- [DATASET RECORDS]:
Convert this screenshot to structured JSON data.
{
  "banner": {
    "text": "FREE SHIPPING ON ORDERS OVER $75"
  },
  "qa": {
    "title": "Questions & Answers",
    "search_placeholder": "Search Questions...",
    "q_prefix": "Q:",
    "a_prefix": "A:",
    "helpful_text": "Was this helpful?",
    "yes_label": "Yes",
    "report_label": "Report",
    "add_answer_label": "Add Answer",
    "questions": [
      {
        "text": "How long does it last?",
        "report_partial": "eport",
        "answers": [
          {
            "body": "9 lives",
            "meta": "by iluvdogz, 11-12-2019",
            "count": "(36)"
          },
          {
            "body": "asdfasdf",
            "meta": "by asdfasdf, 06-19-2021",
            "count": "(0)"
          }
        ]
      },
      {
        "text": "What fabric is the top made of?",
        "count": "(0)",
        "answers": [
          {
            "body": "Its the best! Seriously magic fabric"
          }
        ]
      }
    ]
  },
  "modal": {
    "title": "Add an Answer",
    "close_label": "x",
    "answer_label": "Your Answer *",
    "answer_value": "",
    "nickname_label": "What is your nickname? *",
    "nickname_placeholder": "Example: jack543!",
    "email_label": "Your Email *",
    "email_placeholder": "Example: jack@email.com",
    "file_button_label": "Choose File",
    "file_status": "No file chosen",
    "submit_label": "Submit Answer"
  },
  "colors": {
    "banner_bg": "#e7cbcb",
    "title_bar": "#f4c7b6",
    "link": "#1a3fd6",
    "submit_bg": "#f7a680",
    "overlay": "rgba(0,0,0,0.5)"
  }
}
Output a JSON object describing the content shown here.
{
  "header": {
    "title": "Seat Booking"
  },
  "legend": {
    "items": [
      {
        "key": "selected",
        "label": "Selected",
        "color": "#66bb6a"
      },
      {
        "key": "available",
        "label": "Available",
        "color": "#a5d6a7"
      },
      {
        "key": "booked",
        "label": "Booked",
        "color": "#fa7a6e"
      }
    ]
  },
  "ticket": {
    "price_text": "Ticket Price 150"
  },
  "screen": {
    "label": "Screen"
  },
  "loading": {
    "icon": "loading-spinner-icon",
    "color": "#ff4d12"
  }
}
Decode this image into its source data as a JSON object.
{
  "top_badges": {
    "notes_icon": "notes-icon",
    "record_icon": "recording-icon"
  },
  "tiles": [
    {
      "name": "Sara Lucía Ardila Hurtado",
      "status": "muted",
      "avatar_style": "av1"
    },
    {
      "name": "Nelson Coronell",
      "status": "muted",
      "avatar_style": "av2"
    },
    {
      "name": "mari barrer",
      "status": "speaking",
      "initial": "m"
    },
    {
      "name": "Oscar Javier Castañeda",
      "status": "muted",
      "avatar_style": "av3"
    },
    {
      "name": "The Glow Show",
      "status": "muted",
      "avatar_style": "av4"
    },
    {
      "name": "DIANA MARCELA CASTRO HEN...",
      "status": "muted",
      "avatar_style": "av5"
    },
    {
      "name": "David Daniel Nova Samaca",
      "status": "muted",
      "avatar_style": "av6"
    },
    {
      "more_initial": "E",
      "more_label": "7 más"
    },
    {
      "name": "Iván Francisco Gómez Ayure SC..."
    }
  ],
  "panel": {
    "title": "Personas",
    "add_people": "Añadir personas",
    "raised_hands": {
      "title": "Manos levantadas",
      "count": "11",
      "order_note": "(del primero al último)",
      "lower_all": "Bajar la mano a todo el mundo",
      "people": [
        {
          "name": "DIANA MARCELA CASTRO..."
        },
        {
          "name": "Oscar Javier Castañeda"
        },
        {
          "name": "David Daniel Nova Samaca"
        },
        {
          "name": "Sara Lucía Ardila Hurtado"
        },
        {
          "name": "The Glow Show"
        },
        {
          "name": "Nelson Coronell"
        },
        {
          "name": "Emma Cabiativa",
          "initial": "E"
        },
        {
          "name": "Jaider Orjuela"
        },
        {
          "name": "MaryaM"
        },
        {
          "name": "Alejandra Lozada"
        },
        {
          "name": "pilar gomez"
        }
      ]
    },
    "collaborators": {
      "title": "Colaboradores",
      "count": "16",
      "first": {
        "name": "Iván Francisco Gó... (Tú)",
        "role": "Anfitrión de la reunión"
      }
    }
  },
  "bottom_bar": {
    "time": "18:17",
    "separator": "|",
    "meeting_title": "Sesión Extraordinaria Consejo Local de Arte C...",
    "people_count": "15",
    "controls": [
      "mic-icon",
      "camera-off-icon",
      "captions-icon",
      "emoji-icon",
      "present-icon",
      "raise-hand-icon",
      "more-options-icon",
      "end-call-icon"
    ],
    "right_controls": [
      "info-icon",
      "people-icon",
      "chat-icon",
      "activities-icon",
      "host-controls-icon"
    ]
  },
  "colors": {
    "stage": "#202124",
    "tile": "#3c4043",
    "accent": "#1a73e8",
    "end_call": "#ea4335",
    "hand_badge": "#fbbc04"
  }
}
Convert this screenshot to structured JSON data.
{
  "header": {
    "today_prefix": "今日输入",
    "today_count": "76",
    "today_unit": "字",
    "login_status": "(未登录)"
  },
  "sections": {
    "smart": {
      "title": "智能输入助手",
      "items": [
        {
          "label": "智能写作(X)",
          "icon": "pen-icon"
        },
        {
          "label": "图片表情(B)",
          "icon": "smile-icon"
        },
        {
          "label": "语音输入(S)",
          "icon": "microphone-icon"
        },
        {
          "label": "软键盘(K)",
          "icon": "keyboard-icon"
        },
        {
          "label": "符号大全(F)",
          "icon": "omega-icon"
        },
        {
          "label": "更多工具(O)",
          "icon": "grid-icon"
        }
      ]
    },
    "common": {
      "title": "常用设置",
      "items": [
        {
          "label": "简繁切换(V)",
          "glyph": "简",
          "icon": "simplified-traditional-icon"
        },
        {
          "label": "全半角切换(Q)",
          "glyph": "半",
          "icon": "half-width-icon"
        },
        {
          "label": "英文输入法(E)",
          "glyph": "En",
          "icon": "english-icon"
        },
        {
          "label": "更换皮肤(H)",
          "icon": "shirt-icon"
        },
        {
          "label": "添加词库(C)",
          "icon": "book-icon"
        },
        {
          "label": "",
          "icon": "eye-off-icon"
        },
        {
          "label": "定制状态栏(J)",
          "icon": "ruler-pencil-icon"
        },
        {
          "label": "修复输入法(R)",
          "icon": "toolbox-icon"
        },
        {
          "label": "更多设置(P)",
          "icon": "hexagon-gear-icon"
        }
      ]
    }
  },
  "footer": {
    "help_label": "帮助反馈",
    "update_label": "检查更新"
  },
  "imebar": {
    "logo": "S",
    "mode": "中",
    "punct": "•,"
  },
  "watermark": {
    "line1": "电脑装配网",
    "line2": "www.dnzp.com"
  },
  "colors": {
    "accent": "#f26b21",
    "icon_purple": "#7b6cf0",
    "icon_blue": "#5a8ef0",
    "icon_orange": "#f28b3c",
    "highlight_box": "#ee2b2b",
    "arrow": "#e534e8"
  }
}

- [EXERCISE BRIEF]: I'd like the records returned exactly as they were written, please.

- [TASK RESULT]:
Convert this screenshot to structured JSON data.
{
  "banner": {
    "text": "FREE SHIPPING ON ORDERS OVER $75"
  },
  "qa": {
    "title": "Questions & Answers",
    "search_placeholder": "Search Questions...",
    "q_prefix": "Q:",
    "a_prefix": "A:",
    "helpful_text": "Was this helpful?",
    "yes_label": "Yes",
    "report_label": "Report",
    "add_answer_label": "Add Answer",
    "questions": [
      {
        "text": "How long does it last?",
        "report_partial": "eport",
        "answers": [
          {
            "body": "9 lives",
            "meta": "by iluvdogz, 11-12-2019",
            "count": "(36)"
          },
          {
            "body": "asdfasdf",
            "meta": "by asdfasdf, 06-19-2021",
            "count": "(0)"
          }
        ]
      },
      {
        "text": "What fabric is the top made of?",
        "count": "(0)",
        "answers": [
          {
            "body": "Its the best! Seriously magic fabric"
          }
        ]
      }
    ]
  },
  "modal": {
    "title": "Add an Answer",
    "close_label": "x",
    "answer_label": "Your Answer *",
    "answer_value": "",
    "nickname_label": "What is your nickname? *",
    "nickname_placeholder": "Example: jack543!",
    "email_label": "Your Email *",
    "email_placeholder": "Example: jack@email.com",
    "file_button_label": "Choose File",
    "file_status": "No file chosen",
    "submit_label": "Submit Answer"
  },
  "colors": {
    "banner_bg": "#e7cbcb",
    "title_bar": "#f4c7b6",
    "link": "#1a3fd6",
    "submit_bg": "#f7a680",
    "overlay": "rgba(0,0,0,0.5)"
  }
}
Output a JSON object describing the content shown here.
{
  "header": {
    "title": "Seat Booking"
  },
  "legend": {
    "items": [
      {
        "key": "selected",
        "label": "Selected",
        "color": "#66bb6a"
      },
      {
        "key": "available",
        "label": "Available",
        "color": "#a5d6a7"
      },
      {
        "key": "booked",
        "label": "Booked",
        "color": "#fa7a6e"
      }
    ]
  },
  "ticket": {
    "price_text": "Ticket Price 150"
  },
  "screen": {
    "label": "Screen"
  },
  "loading": {
    "icon": "loading-spinner-icon",
    "color": "#ff4d12"
  }
}
Decode this image into its source data as a JSON object.
{
  "top_badges": {
    "notes_icon": "notes-icon",
    "record_icon": "recording-icon"
  },
  "tiles": [
    {
      "name": "Sara Lucía Ardila Hurtado",
      "status": "muted",
      "avatar_style": "av1"
    },
    {
      "name": "Nelson Coronell",
      "status": "muted",
      "avatar_style": "av2"
    },
    {
      "name": "mari barrer",
      "status": "speaking",
      "initial": "m"
    },
    {
      "name": "Oscar Javier Castañeda",
      "status": "muted",
      "avatar_style": "av3"
    },
    {
      "name": "The Glow Show",
      "status": "muted",
      "avatar_style": "av4"
    },
    {
      "name": "DIANA MARCELA CASTRO HEN...",
      "status": "muted",
      "avatar_style": "av5"
    },
    {
      "name": "David Daniel Nova Samaca",
      "status": "muted",
      "avatar_style": "av6"
    },
    {
      "more_initial": "E",
      "more_label": "7 más"
    },
    {
      "name": "Iván Francisco Gómez Ayure SC..."
    }
  ],
  "panel": {
    "title": "Personas",
    "add_people": "Añadir personas",
    "raised_hands": {
      "title": "Manos levantadas",
      "count": "11",
      "order_note": "(del primero al último)",
      "lower_all": "Bajar la mano a todo el mundo",
      "people": [
        {
          "name": "DIANA MARCELA CASTRO..."
        },
        {
          "name": "Oscar Javier Castañeda"
        },
        {
          "name": "David Daniel Nova Samaca"
        },
        {
          "name": "Sara Lucía Ardila Hurtado"
        },
        {
          "name": "The Glow Show"
        },
        {
          "name": "Nelson Coronell"
        },
        {
          "name": "Emma Cabiativa",
          "initial": "E"
        },
        {
          "name": "Jaider Orjuela"
        },
        {
          "name": "MaryaM"
        },
        {
          "name": "Alejandra Lozada"
        },
        {
          "name": "pilar gomez"
        }
      ]
    },
    "collaborators": {
      "title": "Colaboradores",
      "count": "16",
      "first": {
        "name": "Iván Francisco Gó... (Tú)",
        "role": "Anfitrión de la reunión"
      }
    }
  },
  "bottom_bar": {
    "time": "18:17",
    "separator": "|",
    "meeting_title": "Sesión Extraordinaria Consejo Local de Arte C...",
    "people_count": "15",
    "controls": [
      "mic-icon",
      "camera-off-icon",
      "captions-icon",
      "emoji-icon",
      "present-icon",
      "raise-hand-icon",
      "more-options-icon",
      "end-call-icon"
    ],
    "right_controls": [
      "info-icon",
      "people-icon",
      "chat-icon",
      "activities-icon",
      "host-controls-icon"
    ]
  },
  "colors": {
    "stage": "#202124",
    "tile": "#3c4043",
    "accent": "#1a73e8",
    "end_call": "#ea4335",
    "hand_badge": "#fbbc04"
  }
}
Convert this screenshot to structured JSON data.
{
  "header": {
    "today_prefix": "今日输入",
    "today_count": "76",
    "today_unit": "字",
    "login_status": "(未登录)"
  },
  "sections": {
    "smart": {
      "title": "智能输入助手",
      "items": [
        {
          "label": "智能写作(X)",
          "icon": "pen-icon"
        },
        {
          "label": "图片表情(B)",
          "icon": "smile-icon"
        },
        {
          "label": "语音输入(S)",
          "icon": "microphone-icon"
        },
        {
          "label": "软键盘(K)",
          "icon": "keyboard-icon"
        },
        {
          "label": "符号大全(F)",
          "icon": "omega-icon"
        },
        {
          "label": "更多工具(O)",
          "icon": "grid-icon"
        }
      ]
    },
    "common": {
      "title": "常用设置",
      "items": [
        {
          "label": "简繁切换(V)",
          "glyph": "简",
          "icon": "simplified-traditional-icon"
        },
        {
          "label": "全半角切换(Q)",
          "glyph": "半",
          "icon": "half-width-icon"
        },
        {
          "label": "英文输入法(E)",
          "glyph": "En",
          "icon": "english-icon"
        },
        {
          "label": "更换皮肤(H)",
          "icon": "shirt-icon"
        },
        {
          "label": "添加词库(C)",
          "icon": "book-icon"
        },
        {
          "label": "",
          "icon": "eye-off-icon"
        },
        {
          "label": "定制状态栏(J)",
          "icon": "ruler-pencil-icon"
        },
        {
          "label": "修复输入法(R)",
          "icon": "toolbox-icon"
        },
        {
          "label": "更多设置(P)",
          "icon": "hexagon-gear-icon"
        }
      ]
    }
  },
  "footer": {
    "help_label": "帮助反馈",
    "update_label": "检查更新"
  },
  "imebar": {
    "logo": "S",
    "mode": "中",
    "punct": "•,"
  },
  "watermark": {
    "line1": "电脑装配网",
    "line2": "www.dnzp.com"
  },
  "colors": {
    "accent": "#f26b21",
    "icon_purple": "#7b6cf0",
    "icon_blue": "#5a8ef0",
    "icon_orange": "#f28b3c",
    "highlight_box": "#ee2b2b",
    "arrow": "#e534e8"
  }
}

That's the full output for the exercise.